Junior Achievement of Washington Programs
JA BizTown is designed for 5th grade students who are not old enough to drive, work, vote or be the boss. That does not stop them from operating banks, managing restaurants, writing checks and voting for a mayor at JA BizTown. The program combines in-class learning with a day-long visit to JA World in Auburn - a fully interactive simulated town. JA BizTown encompasses essential elements of work readiness, entrepreneurship and financial literacy. Students understand the relationship between what they learn in school and their participation in a local economy.
Through hands-on activities, Our Nation (our 6th grade program) provides practical information about businesses' need for individuals who can meet the demands of the job market. Further, it introduces the concept of globalization as it relates to resources and careers and the need for students to be entrepreneurial in their thinking to meet the requirements of business worldwide.
What budget choices would you make if you were a 32 year-old, single mother of three earning $23,000 a year working in a retail store? What financial choices would you make if you were a 35 year-old CEO of a bank? JA Finance Park, an exhilarating, hands-on, site-based experience, lets students walk in an adults shoes for a day. No matter what "life situation" they assume, students participating in the classroom and day-long experience learn the importance of making intelligent financial decisions throughout their lives.
Recent Successes and Current Challenges
Antonio "Tony" Carnevale was a typical high school sophomore attending public school in the Greater Seattle Area. He was drawn to the tech world and enjoyed tinkering with photo editing and logo software programs.It wasn't until a local volunteer from Allstate taught a Junior Achievement program to his class that Tony discovered his hobby could become a viable business. JA Economics, a high school program, introduced Tony and his fellow students to the characteristics of the economic system and career opportunities. He vividly recalls his classroom volunteer. "our instructor Kevin Giboney told us, 'Anyone can be an entrepreneur. You just need to start with and idea and turn it into a business plan.’ It made me believe I could do something I really like to do for a living.”

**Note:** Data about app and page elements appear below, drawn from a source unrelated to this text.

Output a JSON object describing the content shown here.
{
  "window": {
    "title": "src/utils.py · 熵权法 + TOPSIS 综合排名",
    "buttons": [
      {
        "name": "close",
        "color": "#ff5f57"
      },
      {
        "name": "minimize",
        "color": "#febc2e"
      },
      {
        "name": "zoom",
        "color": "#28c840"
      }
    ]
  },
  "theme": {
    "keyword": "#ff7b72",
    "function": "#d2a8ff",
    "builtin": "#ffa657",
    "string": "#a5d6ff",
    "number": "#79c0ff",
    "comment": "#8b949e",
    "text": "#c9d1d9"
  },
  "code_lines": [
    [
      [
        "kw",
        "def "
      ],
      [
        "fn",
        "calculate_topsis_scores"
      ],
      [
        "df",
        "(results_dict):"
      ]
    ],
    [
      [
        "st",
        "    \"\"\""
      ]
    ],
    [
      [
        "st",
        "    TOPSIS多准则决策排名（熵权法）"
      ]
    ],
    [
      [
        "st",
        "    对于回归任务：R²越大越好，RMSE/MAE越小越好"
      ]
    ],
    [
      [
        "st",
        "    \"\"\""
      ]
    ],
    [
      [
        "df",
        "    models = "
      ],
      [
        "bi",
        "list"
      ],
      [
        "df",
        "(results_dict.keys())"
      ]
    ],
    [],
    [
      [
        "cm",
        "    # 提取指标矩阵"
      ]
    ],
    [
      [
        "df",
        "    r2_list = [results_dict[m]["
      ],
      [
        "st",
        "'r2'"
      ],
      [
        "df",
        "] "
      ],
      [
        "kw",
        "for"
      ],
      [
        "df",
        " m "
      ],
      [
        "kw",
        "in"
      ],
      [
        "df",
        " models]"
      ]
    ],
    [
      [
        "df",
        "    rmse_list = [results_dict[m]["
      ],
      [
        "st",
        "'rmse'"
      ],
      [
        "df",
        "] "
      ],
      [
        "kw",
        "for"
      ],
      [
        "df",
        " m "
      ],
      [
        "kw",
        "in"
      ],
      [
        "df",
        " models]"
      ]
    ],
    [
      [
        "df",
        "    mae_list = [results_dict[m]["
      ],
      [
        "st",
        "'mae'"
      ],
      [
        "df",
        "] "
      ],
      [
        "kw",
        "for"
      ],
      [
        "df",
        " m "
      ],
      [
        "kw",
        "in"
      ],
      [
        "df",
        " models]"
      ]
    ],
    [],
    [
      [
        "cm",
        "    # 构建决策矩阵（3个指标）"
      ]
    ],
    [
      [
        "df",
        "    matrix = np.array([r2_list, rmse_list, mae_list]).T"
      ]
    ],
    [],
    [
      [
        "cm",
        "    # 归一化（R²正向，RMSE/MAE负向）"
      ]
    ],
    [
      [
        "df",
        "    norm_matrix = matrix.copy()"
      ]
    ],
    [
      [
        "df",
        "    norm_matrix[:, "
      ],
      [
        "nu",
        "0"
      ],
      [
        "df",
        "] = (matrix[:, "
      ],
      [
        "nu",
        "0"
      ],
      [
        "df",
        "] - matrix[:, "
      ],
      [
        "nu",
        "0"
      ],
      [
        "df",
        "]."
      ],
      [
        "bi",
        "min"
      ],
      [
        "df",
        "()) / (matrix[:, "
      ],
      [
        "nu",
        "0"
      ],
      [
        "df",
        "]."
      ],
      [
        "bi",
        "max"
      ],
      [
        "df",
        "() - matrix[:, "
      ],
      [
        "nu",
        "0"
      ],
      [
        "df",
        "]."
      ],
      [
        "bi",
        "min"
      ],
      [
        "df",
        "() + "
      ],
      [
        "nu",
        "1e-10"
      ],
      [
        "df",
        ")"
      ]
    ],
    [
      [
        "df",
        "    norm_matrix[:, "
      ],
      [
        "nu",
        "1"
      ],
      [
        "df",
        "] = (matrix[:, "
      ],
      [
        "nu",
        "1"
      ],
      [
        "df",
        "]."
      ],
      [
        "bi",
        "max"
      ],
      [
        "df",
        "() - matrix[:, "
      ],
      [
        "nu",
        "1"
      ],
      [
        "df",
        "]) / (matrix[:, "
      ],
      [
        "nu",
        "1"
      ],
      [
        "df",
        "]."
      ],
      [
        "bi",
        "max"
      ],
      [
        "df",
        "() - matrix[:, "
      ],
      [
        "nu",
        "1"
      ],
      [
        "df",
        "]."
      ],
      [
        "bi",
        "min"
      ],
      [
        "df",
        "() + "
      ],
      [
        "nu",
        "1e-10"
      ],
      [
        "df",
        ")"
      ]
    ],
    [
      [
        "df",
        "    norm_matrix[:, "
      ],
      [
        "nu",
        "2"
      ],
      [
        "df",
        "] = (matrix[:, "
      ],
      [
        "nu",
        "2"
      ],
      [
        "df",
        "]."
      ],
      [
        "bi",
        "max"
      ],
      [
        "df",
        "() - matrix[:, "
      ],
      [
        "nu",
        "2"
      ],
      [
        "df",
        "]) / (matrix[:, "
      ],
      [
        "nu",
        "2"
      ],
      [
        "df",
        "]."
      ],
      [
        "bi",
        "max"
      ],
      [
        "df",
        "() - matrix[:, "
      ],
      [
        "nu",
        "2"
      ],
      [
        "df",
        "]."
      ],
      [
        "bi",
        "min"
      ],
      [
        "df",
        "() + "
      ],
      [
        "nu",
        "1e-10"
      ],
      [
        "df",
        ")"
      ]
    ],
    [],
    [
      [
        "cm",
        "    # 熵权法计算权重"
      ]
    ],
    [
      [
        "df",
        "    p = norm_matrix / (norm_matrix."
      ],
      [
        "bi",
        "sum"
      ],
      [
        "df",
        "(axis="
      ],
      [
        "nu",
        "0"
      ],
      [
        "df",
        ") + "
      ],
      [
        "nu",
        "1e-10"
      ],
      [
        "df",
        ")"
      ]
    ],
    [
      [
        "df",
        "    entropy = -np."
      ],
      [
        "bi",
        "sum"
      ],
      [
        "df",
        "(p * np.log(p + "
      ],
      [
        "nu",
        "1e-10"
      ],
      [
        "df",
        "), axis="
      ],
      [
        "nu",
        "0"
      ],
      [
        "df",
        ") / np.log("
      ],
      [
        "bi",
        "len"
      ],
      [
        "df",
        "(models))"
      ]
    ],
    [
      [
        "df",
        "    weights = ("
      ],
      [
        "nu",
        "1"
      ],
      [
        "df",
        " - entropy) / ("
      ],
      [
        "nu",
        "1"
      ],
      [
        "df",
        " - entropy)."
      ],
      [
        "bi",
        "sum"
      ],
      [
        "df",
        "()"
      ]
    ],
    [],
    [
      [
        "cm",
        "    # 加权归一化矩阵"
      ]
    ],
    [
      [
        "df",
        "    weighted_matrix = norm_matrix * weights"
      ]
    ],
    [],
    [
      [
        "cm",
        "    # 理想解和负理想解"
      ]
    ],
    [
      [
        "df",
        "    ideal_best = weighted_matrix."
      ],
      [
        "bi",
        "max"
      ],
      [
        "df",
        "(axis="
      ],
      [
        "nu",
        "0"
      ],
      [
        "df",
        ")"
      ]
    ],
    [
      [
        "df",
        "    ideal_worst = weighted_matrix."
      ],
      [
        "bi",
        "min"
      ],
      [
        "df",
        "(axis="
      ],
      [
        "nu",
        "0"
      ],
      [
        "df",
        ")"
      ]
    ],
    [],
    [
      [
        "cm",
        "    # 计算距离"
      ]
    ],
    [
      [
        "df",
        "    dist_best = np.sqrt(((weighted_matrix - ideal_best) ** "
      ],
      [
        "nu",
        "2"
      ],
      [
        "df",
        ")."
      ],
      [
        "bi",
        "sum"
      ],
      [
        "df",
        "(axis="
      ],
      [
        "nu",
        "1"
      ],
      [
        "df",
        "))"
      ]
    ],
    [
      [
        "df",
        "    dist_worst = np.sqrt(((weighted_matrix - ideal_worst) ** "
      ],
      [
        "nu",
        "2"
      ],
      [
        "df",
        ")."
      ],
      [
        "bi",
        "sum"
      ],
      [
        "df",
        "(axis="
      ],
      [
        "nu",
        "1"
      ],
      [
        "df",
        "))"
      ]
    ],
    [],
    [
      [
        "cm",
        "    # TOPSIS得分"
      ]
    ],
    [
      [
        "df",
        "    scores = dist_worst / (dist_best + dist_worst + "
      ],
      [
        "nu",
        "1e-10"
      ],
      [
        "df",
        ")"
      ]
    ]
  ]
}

With this new found knowledge, Tony felt he could master the business world. Taking a leap of faith and armed with an understanding of economic principals and how they play out in the business world, he launched a web and graphic design business. Now a senior in high school, Tony's company, Venbit, is profitable and expanding. He was recently awarded the Youth Entrepreneur of the Year through Ernst and Young. JA programs supply students like Tony with the leadership skills necessary to believe in the free enterprise system. You can follow Tony’s success on his company website www.venbit.com.